Additionally, if you are an independent student, your EFC will be calculated based solely on your income and assets, rather than your parent’s income and assets. This could potentially result in a lower EFC, which would increase your eligibility for need-based aid, such as grants, scholarships, and work-study programs.
However, it is important to note that independent students are generally considered to be more financially independent and may have higher incomes and assets than dependent students. As a result, they may not qualify for as much need-based aid as dependent students with lower incomes.
Overall, whether you will receive more financial aid as an independent student for a master’s degree will depend on your individual circumstances and financial need. It is important to complete the FAFSA and explore all available financial aid options to determine what types of aid you may be eligible for.

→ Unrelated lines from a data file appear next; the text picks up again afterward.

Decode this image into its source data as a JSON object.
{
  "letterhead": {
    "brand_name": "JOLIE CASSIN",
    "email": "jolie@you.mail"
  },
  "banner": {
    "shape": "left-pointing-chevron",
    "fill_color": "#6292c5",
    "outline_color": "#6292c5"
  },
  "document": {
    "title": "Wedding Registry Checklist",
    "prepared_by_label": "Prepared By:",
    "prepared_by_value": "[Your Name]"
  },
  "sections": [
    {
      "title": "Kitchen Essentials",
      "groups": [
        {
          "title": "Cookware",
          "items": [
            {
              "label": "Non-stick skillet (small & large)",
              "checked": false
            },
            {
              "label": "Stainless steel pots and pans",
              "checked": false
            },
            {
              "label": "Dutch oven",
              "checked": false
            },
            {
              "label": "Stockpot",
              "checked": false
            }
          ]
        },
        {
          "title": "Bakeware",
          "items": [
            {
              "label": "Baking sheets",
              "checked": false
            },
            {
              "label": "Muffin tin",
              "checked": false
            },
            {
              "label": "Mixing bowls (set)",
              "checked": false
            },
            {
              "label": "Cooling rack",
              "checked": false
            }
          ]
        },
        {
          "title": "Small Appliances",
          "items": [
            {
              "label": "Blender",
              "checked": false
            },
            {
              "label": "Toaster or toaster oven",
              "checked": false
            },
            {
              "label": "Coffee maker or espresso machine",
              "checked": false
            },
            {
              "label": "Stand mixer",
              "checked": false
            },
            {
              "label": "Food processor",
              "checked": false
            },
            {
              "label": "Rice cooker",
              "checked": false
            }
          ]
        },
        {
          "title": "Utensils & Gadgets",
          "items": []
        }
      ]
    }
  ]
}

How Do Independent Students Get More Financial Aid from Graduate Programs?
To assess whether students apply for financial assistance, the DOE uses multiple factors. Dependence status is one aspect of the equation for student loans, but this is the only program that explicitly uses this information.
You may have a lower income and fewer assets as an individual student, which may indirectly affect your FAFSA records.
The Free Application for Federal Student Aid (FAFSA) is an application that is completed and forwarded to the federal government by you and/or your parents or guardians so that the DOE can decide what sorts of financial support you apply for. From two sources, your FAFSA number is based on a mathematical equation:
- Expected family contribution (EFC): This is the money and savings you will spend on your schooling or your family. This data often comes from your family if you are a dependent student. This is your own data if you are an individual student.
- Cost of attendance (COA): This is the expense that you mentioned on your FAFSA of attending a college, university, trade school, or technical school.
To build your FAFSA number, the DOE subtracts your EFC from the COA. This data is sent to each school you list on the FAFSA list (up to 10 schools at a time). If they approve your application, each school then produces financial assistance reward packages for you to go along with your acceptance letter.
You could have fewer savings and profits than the total financial strength of your parents as an adult student. You may be younger, but at a full-time job, you work. You may have your own loans, and you may have a partner and your own dependent ones.
As an individual student, all this knowledge impacts the EFC, so you potentially qualify for more financial assistance than other reliant students. Still, this isn’t guaranteed. No matter what, you can fill out the FAFSA, so you can get updates on financial assistance.
Know more about FAFSA from the links given below.